ROSÉS BY ANY OTHER NAME
John Stimpfig reports on Sacha Lichine’s bold Provençal venture

When Sacha Lichine sold Château Prieuré-Lichine in 1999, he was in several minds what to do next. Given his lineage as the son of the great vintner and writer Alexis Lichine, one might have expected him to stake another claim in Bordeaux or even Burgundy. “But they both have so much history, it would take three generations to do something dramatic” says Lichine. “So I decided to look at regions where I could really make a difference on the fine wine stage – and sooner rather than later.” That might explain why he picked Côtes de Provence, but it doesn’t entirely explain why he focused his attention on making rosé. After all, it might be the flavour of the month, but it’s hardly got a reputation for gravitas at the fine and rare end of the spectrum. Yet this was precisely the challenge that Lichine was searching for. “The world doesn’t need another great red wine” he points out. “So why not try and create the world’s best rosé and prove that it can be taken seriously.”

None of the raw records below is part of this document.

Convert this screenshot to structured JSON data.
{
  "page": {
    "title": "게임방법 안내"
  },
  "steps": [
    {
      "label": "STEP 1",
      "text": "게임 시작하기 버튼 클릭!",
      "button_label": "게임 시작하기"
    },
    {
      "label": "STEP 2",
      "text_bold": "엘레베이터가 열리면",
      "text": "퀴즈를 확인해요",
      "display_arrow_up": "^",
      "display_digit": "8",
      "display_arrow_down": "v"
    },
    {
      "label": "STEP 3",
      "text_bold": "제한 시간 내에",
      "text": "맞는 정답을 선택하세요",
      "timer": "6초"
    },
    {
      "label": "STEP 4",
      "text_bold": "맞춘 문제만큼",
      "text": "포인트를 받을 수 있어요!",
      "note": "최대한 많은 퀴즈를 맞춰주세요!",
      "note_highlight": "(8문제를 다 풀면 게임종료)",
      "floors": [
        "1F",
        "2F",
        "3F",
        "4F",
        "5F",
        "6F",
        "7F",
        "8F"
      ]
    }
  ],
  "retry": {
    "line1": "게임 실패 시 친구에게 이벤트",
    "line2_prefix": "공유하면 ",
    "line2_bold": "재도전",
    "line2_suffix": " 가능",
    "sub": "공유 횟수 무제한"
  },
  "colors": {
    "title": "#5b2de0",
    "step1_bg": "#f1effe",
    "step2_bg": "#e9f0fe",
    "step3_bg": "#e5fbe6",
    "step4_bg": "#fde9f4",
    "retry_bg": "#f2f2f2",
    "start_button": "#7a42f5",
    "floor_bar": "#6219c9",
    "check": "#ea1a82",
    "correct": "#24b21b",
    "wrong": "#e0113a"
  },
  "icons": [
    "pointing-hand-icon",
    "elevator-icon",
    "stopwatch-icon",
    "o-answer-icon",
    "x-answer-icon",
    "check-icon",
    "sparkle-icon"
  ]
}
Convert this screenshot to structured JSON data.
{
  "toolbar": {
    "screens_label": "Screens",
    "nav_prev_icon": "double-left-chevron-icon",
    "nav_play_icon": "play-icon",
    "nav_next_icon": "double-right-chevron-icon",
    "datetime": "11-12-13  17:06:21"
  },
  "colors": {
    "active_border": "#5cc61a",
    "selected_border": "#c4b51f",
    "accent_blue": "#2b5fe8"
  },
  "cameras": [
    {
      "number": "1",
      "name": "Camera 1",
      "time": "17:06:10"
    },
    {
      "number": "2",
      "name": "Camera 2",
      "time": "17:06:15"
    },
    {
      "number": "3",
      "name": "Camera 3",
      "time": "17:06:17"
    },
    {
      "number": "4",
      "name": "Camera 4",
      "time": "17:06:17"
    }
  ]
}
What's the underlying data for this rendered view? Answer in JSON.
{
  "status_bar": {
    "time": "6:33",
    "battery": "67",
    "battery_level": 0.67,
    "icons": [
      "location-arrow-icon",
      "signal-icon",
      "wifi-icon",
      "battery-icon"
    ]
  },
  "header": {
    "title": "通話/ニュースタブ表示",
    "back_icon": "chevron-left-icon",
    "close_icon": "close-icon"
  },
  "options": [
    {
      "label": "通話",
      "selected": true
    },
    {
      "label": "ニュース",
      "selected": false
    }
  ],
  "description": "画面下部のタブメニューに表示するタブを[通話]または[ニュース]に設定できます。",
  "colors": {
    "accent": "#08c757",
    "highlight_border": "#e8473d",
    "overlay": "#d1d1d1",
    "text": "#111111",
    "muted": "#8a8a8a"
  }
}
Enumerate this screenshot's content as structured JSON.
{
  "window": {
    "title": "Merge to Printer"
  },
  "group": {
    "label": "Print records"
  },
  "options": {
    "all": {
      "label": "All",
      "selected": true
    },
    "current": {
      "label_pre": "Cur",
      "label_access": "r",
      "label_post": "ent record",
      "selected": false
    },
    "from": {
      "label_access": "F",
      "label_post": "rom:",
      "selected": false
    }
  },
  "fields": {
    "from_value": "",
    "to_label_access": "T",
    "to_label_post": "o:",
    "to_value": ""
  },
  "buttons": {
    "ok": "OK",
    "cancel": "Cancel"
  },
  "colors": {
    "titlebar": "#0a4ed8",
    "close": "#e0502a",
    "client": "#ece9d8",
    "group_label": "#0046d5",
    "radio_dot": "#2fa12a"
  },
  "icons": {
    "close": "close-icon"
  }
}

After prospecting around the region for several years, he finally struck gold in 2006 when he purchased the run-down  Château d’Esclans for €12 million. Its 267ha (hectares) are planted with Rolle, Grenache and some Syrah. “It has everything” says Lichine. “A great terroir, old vines and fantastic exposure and microclimate. The potential was huge”. So too were his plans. First he brought in no less a winemaker than Patrick Léon, formerly of Mouton-Rothschild. Then he lavished €3.5 million on the vineyards and cellars. Most notably, he has equipped the vat room with individually temperature-controlled wooden barrels. “It’s worth the investment. The cellars have helped us to realize our vision.” In the vineyard, there’s just as much attention to détail. “We hand-harvest in tiny cagettes and only in the morning, to keep the grapes cool” adds Lichine. They also use a very Bordelais triage system for sorting the fruit. Naturally, only the very best grapes make the cut. Two estate wines are made in the form of Château d’Esclans, as well as the more commercial Whispering Angel. In addition, Lichine has also separated two old vine parcels and created a pair of Burgundian-style rosés called Les Clans and the top of the range, Garrus. Fascinatingly, both these wines get the full Côte d’Or treatment in terms of new oak barrel fermentation and bâtonnage. The wines show great finesse, complexity and depth. “With Les Clans, I wanted to produce premier cru quality” says Lichine. “For Garrus, I want it to be the Corton-Charlemagne of rosé” he adds. Having tasted his 2006 Garrus, I can reveal he’s on the right track. These wines represent something of a paradigm shift for top-end rosé and,  perhaps not surprisingly, they are priced accordingly. Only 160 cases of Garrus were produced from its debut vintage. At £60 per bottle, it is more than twice the price of Domaines Ott’s rosés. “Of course, people scream and yell about the price” says Lichine. “But it costs a lot of money to make great wine from old vines, especially the way we do it. Once you taste the wine, most people agree that there’s nothing like it.” All of which might explain why the Garrus 2006 sold out in just three weeks. Despite his early success, the endeavourremains a massive gamble for Lichine. It remains to be seen if, and how, these extraordinary wines will age, and also whether he can single-handedly reposition rosé as a serious drink for collectors and connoisseurs. That’s clearly a very tough call. But it’s also worth remembering what his father achieved in Bordeaux and Burgundy half a century ago. Can his son pull off something similar in the South of France?We’ll just have to wait and see. 1